An important and timely contribution to the comparative and multi-sited study of Vietnamese Americans, and the complexity of crafting selves and creating community. —Journal of Vietnamese Studies

This study participates wholeheartedly in the continuing struggle for self-articulation and representation for unevenly acculturated, classed, and emplaced members, patrons, residents, and citizens of these two Little Saigon communities. Together with these constituents and their communities, this book will be read, taught, understood, and appreciated.—Journal of Asian American Studies

The book is pitched as an ethnographic and interview-based exploration of two Vietnamese enclaves . . . but its greater contribution comes from the way it conceptually explores the notion of ‘community’ for Vietnamese refugees as it takes form within the local context.—American Journal of Sociology

This book makes a number of helpful contributions to the literature on Vietnamese Americans and to the broader literature on ethnic communities. It correctly calls our attention to the fact that Vietnamese residential concentrations are responses to the physical spaces and social structures they confront in this country, and not simply products of migration and settlement. It provides a fresh look at the oft-made observation that the selfidentification of immigrant group members results from the interplay of responses to the cultural and structural setting of the host society and selective memories of the land of origin.—Contemporary Sociology

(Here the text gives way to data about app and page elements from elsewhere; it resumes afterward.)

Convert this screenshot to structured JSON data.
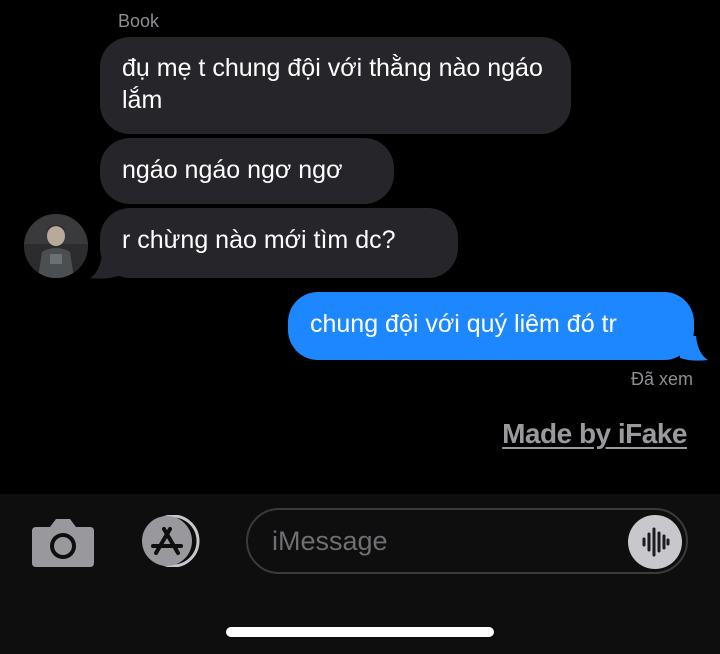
{
  "conversation": {
    "sender_name": "Book",
    "messages": [
      {
        "direction": "incoming",
        "text": "đụ mẹ t chung đội với thằng nào ngáo lắm"
      },
      {
        "direction": "incoming",
        "text": "ngáo ngáo ngơ ngơ"
      },
      {
        "direction": "incoming",
        "text": "r chừng nào mới tìm dc?"
      },
      {
        "direction": "outgoing",
        "text": "chung đội với quý liêm đó tr"
      }
    ],
    "read_receipt": "Đã xem",
    "watermark": "Made by iFake"
  },
  "composer": {
    "placeholder": "iMessage",
    "icons": [
      "camera-icon",
      "app-store-icon",
      "audio-waveform-icon"
    ]
  },
  "colors": {
    "incoming_bubble": "#26252a",
    "outgoing_bubble": "#1c87ff",
    "background": "#000000"
  }
}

Little Saigons draws upon a large body of literature on race, identity and immigration in the course of its impassioned rebuttal of status quo views of American immigration. Unlike most studies of immigrant populations, Little Saigons is not primarily concerned with recording the standpoint of the immigrant community itself or summarizing its fate in relation to that of other migrant populations. Readers who are already critical of mainstream scholarship may find the book both innovative and satisfying.—Ethnic and Racial Studies

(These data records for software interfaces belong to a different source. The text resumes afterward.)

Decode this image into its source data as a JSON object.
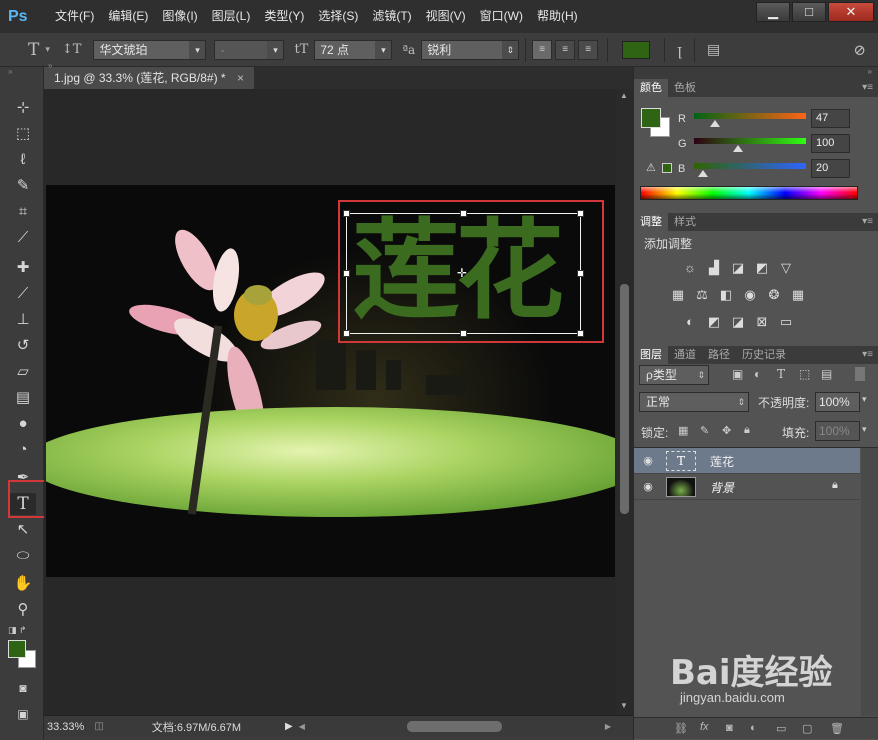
{
  "app": {
    "logo": "Ps"
  },
  "menu": [
    "文件(F)",
    "编辑(E)",
    "图像(I)",
    "图层(L)",
    "类型(Y)",
    "选择(S)",
    "滤镜(T)",
    "视图(V)",
    "窗口(W)",
    "帮助(H)"
  ],
  "window_controls": {
    "minimize": "▁",
    "maximize": "□",
    "close": "✕"
  },
  "options": {
    "tool_glyph": "T",
    "orient_glyph": "↕T",
    "font_family": "华文琥珀",
    "font_style": "-",
    "size_glyph": "tT",
    "font_size": "72 点",
    "aa_glyph": "ªa",
    "antialias": "锐利",
    "text_color": "#2f6414"
  },
  "document": {
    "tab_title": "1.jpg @ 33.3% (莲花, RGB/8#) *",
    "tab_close": "×",
    "text_layer_content": "莲花",
    "zoom": "33.33%",
    "doc_size": "文档:6.97M/6.67M"
  },
  "tools": [
    {
      "name": "move",
      "glyph": "⊹"
    },
    {
      "name": "marquee",
      "glyph": "⬚"
    },
    {
      "name": "lasso",
      "glyph": "ℓ"
    },
    {
      "name": "quick-select",
      "glyph": "✎"
    },
    {
      "name": "crop",
      "glyph": "⌗"
    },
    {
      "name": "eyedropper",
      "glyph": "⟋"
    },
    {
      "name": "healing",
      "glyph": "✚"
    },
    {
      "name": "brush",
      "glyph": "⟋"
    },
    {
      "name": "stamp",
      "glyph": "⊥"
    },
    {
      "name": "history-brush",
      "glyph": "↺"
    },
    {
      "name": "eraser",
      "glyph": "▱"
    },
    {
      "name": "gradient",
      "glyph": "▤"
    },
    {
      "name": "blur",
      "glyph": "●"
    },
    {
      "name": "dodge",
      "glyph": "◔"
    },
    {
      "name": "pen",
      "glyph": "✒"
    },
    {
      "name": "type",
      "glyph": "T"
    },
    {
      "name": "path-select",
      "glyph": "↖"
    },
    {
      "name": "ellipse",
      "glyph": "⬭"
    },
    {
      "name": "hand",
      "glyph": "✋"
    },
    {
      "name": "zoom",
      "glyph": "⚲"
    }
  ],
  "color_panel": {
    "tabs": [
      "颜色",
      "色板"
    ],
    "r": 47,
    "g": 100,
    "b": 20,
    "labels": [
      "R",
      "G",
      "B"
    ],
    "fg_color": "#2f6414"
  },
  "adjust_panel": {
    "tabs": [
      "调整",
      "样式"
    ],
    "title": "添加调整"
  },
  "layers_panel": {
    "tabs": [
      "图层",
      "通道",
      "路径",
      "历史记录"
    ],
    "kind_filter": "ρ类型",
    "blend_mode": "正常",
    "opacity_label": "不透明度:",
    "opacity_value": "100%",
    "lock_label": "锁定:",
    "fill_label": "填充:",
    "fill_value": "100%",
    "layers": [
      {
        "name": "莲花",
        "thumb": "T",
        "selected": true
      },
      {
        "name": "背景",
        "thumb": "",
        "selected": false
      }
    ]
  },
  "watermark": {
    "brand": "Bai度经验",
    "url": "jingyan.baidu.com"
  }
}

Aguilar-San Juan’s book is an especially valuable addition to the Vietnamese-American studies literature as it represents one of the few detailed book-length examinations of the growth and transformation of contemporary Vietnamese enclave communities in the United States.—Multicultural Review

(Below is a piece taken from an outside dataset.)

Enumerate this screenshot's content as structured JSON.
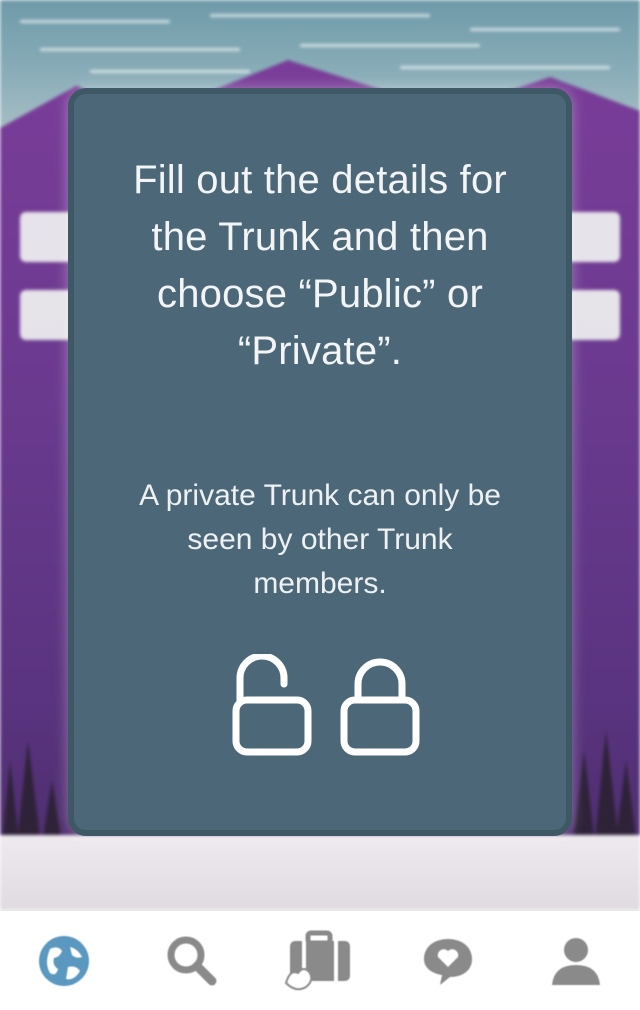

Aguilar-San Juan’s work in Vietnamese American communities provides much needed insight into immigrant communities in America, and Little Saigons would appeal to those readers particularly interested in immigrant identity formation.—Journal of Southeast Asian American Education and Advancement

Karin Aguilar-San Juan’s multisited study of one ethnic group in two disparate locations offers an insightful comparative sociological approach to the scholarship on community formation.—Journal of American Ethnic History